Each line below containing the word "data" needs to be shown.

━━━━

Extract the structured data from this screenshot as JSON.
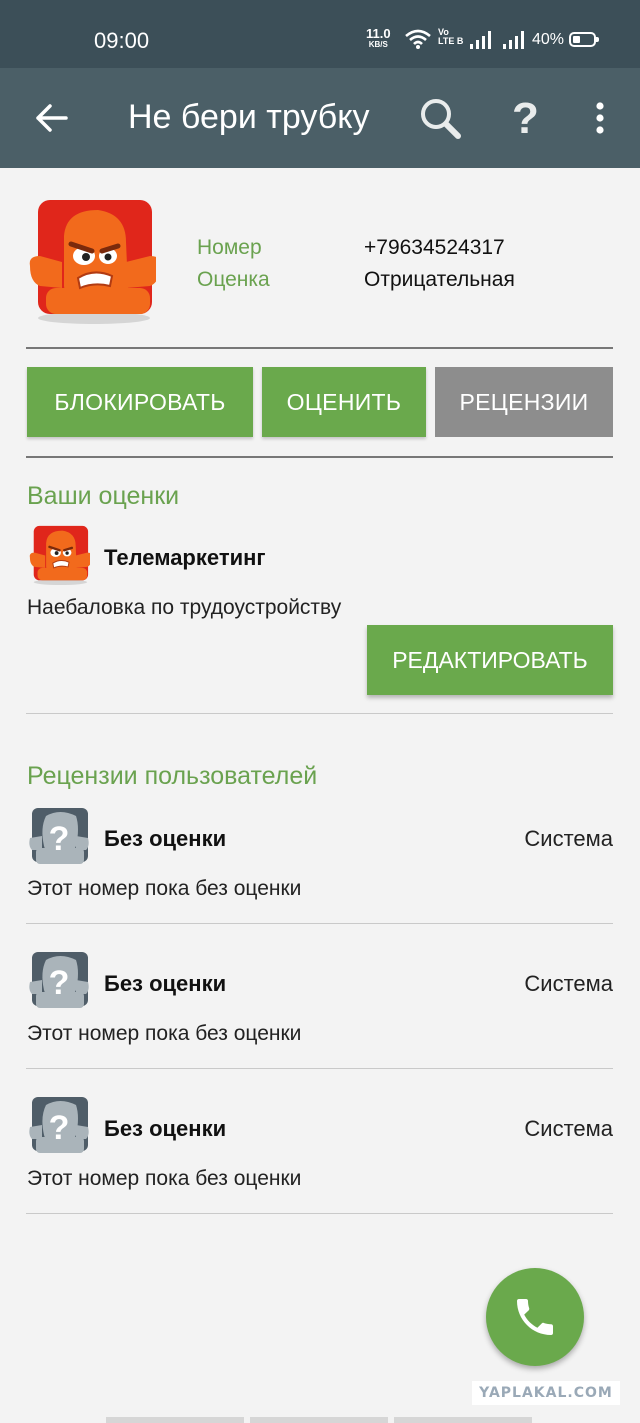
{
  "status_bar": {
    "time": "09:00",
    "speed_value": "11.0",
    "speed_unit": "KB/S",
    "volte_top": "Vo",
    "volte_bottom": "LTE B",
    "battery": "40%"
  },
  "app_bar": {
    "title": "Не бери трубку",
    "back_icon": "arrow-left-icon",
    "search_icon": "search-icon",
    "help_label": "?",
    "more_icon": "more-vert-icon"
  },
  "number_info": {
    "number_label": "Номер",
    "number_value": "+79634524317",
    "rating_label": "Оценка",
    "rating_value": "Отрицательная"
  },
  "actions": {
    "block": "БЛОКИРОВАТЬ",
    "rate": "ОЦЕНИТЬ",
    "reviews": "РЕЦЕНЗИИ"
  },
  "my_ratings": {
    "title": "Ваши оценки",
    "category": "Телемаркетинг",
    "comment": "Наебаловка по трудоустройству",
    "edit_button": "РЕДАКТИРОВАТЬ"
  },
  "user_reviews": {
    "title": "Рецензии пользователей",
    "items": [
      {
        "label": "Без оценки",
        "source": "Система",
        "text": "Этот номер пока без оценки"
      },
      {
        "label": "Без оценки",
        "source": "Система",
        "text": "Этот номер пока без оценки"
      },
      {
        "label": "Без оценки",
        "source": "Система",
        "text": "Этот номер пока без оценки"
      }
    ]
  },
  "fab_icon": "phone-icon",
  "watermark": "YAPLAKAL.COM",
  "colors": {
    "status_bar": "#3c4f58",
    "app_bar": "#4b5f67",
    "accent_green": "#6aa94c",
    "button_gray": "#8d8d8d",
    "avatar_red": "#e0261b",
    "avatar_orange": "#f26a1c",
    "avatar_unknown": "#4f5d68"
  }
}
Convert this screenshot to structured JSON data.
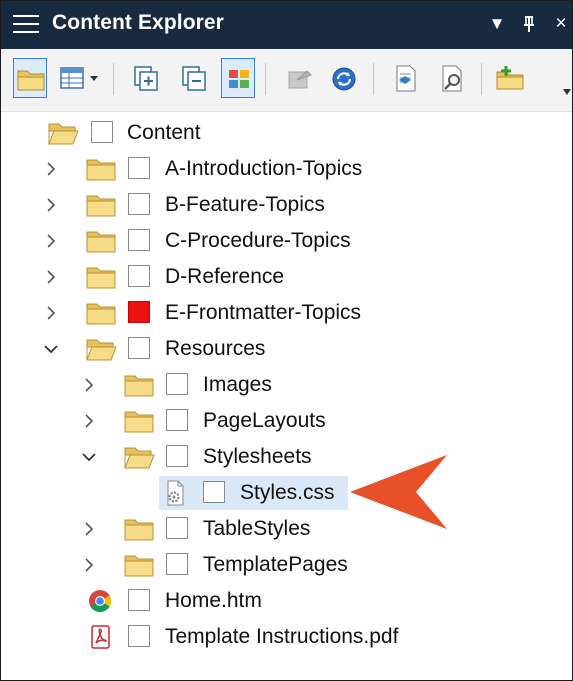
{
  "panel": {
    "title": "Content Explorer",
    "window_buttons": {
      "dropdown": "▼",
      "pin": "🖈",
      "close": "×"
    }
  },
  "toolbar": {
    "items": [
      {
        "name": "open-folder-icon",
        "selected": true
      },
      {
        "name": "view-mode-icon"
      },
      {
        "name": "expand-all-icon"
      },
      {
        "name": "collapse-all-icon"
      },
      {
        "name": "tiles-icon",
        "selected": true
      },
      {
        "name": "bind-icon",
        "disabled": true
      },
      {
        "name": "refresh-icon"
      },
      {
        "name": "document-properties-icon"
      },
      {
        "name": "file-properties-icon"
      },
      {
        "name": "new-folder-icon"
      }
    ]
  },
  "tree": {
    "rows": [
      {
        "label": "Content",
        "icon": "folder-open",
        "level": 0,
        "chevron": "none",
        "checked": false
      },
      {
        "label": "A-Introduction-Topics",
        "icon": "folder",
        "level": 1,
        "chevron": "right",
        "checked": false
      },
      {
        "label": "B-Feature-Topics",
        "icon": "folder",
        "level": 1,
        "chevron": "right",
        "checked": false
      },
      {
        "label": "C-Procedure-Topics",
        "icon": "folder",
        "level": 1,
        "chevron": "right",
        "checked": false
      },
      {
        "label": "D-Reference",
        "icon": "folder",
        "level": 1,
        "chevron": "right",
        "checked": false
      },
      {
        "label": "E-Frontmatter-Topics",
        "icon": "folder",
        "level": 1,
        "chevron": "right",
        "checked": true,
        "check_color": "#ee1111"
      },
      {
        "label": "Resources",
        "icon": "folder-open",
        "level": 1,
        "chevron": "down",
        "checked": false
      },
      {
        "label": "Images",
        "icon": "folder",
        "level": 2,
        "chevron": "right",
        "checked": false
      },
      {
        "label": "PageLayouts",
        "icon": "folder",
        "level": 2,
        "chevron": "right",
        "checked": false
      },
      {
        "label": "Stylesheets",
        "icon": "folder-open",
        "level": 2,
        "chevron": "down",
        "checked": false
      },
      {
        "label": "Styles.css",
        "icon": "css-file",
        "level": 3,
        "chevron": "none",
        "checked": false,
        "selected": true
      },
      {
        "label": "TableStyles",
        "icon": "folder",
        "level": 2,
        "chevron": "right",
        "checked": false
      },
      {
        "label": "TemplatePages",
        "icon": "folder",
        "level": 2,
        "chevron": "right",
        "checked": false
      },
      {
        "label": "Home.htm",
        "icon": "chrome-file",
        "level": 1,
        "chevron": "none",
        "checked": false
      },
      {
        "label": "Template Instructions.pdf",
        "icon": "pdf-file",
        "level": 1,
        "chevron": "none",
        "checked": false
      }
    ]
  },
  "colors": {
    "titlebar": "#172a3f",
    "selection": "#dbe8f7",
    "folder": "#f2d57a",
    "callout_arrow": "#e8502a"
  }
}
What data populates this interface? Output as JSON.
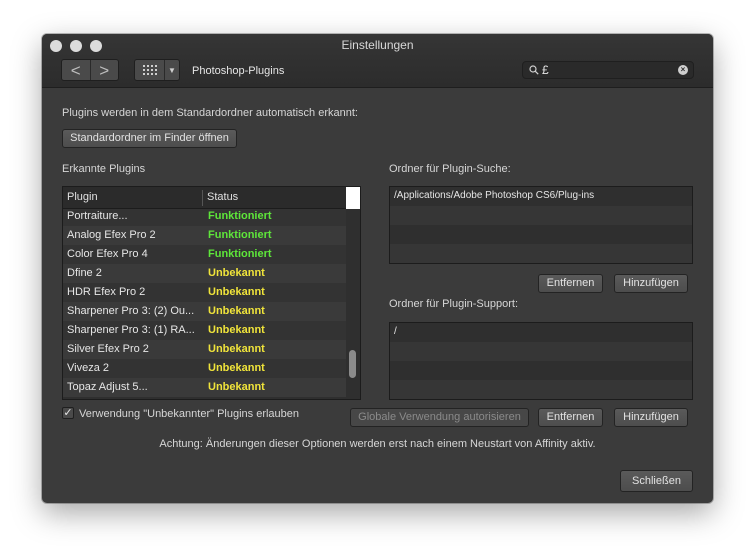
{
  "window": {
    "title": "Einstellungen"
  },
  "toolbar": {
    "back": "<",
    "forward": ">",
    "pane_title": "Photoshop-Plugins",
    "search_value": "£"
  },
  "auto_detect_text": "Plugins werden in dem Standardordner automatisch erkannt:",
  "open_default_folder_button": "Standardordner im Finder öffnen",
  "detected_plugins": {
    "label": "Erkannte Plugins",
    "columns": [
      "Plugin",
      "Status"
    ],
    "rows": [
      {
        "name": "Portraiture...",
        "status": "Funktioniert",
        "ok": true
      },
      {
        "name": "Analog Efex Pro 2",
        "status": "Funktioniert",
        "ok": true
      },
      {
        "name": "Color Efex Pro 4",
        "status": "Funktioniert",
        "ok": true
      },
      {
        "name": "Dfine 2",
        "status": "Unbekannt",
        "ok": false
      },
      {
        "name": "HDR Efex Pro 2",
        "status": "Unbekannt",
        "ok": false
      },
      {
        "name": "Sharpener Pro 3: (2) Ou...",
        "status": "Unbekannt",
        "ok": false
      },
      {
        "name": "Sharpener Pro 3: (1) RA...",
        "status": "Unbekannt",
        "ok": false
      },
      {
        "name": "Silver Efex Pro 2",
        "status": "Unbekannt",
        "ok": false
      },
      {
        "name": "Viveza 2",
        "status": "Unbekannt",
        "ok": false
      },
      {
        "name": "Topaz Adjust 5...",
        "status": "Unbekannt",
        "ok": false
      }
    ]
  },
  "search_folders": {
    "label": "Ordner für Plugin-Suche:",
    "items": [
      "/Applications/Adobe Photoshop CS6/Plug-ins",
      "",
      "",
      ""
    ],
    "remove_button": "Entfernen",
    "add_button": "Hinzufügen"
  },
  "support_folders": {
    "label": "Ordner für Plugin-Support:",
    "items": [
      "/",
      "",
      "",
      ""
    ],
    "remove_button": "Entfernen",
    "add_button": "Hinzufügen"
  },
  "allow_unknown": {
    "label": "Verwendung \"Unbekannter\" Plugins erlauben",
    "checked": true,
    "mark": "✓"
  },
  "authorize_global_button": "Globale Verwendung autorisieren",
  "warning_text": "Achtung: Änderungen dieser Optionen werden erst nach einem Neustart von Affinity aktiv.",
  "close_button": "Schließen",
  "colors": {
    "status_ok": "#5ee63a",
    "status_unknown": "#f0e43a"
  }
}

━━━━

*Solution*.
Extract the structured data from this screenshot as JSON.
Convert this screenshot to structured JSON data.
What data populates this interface? Output as JSON.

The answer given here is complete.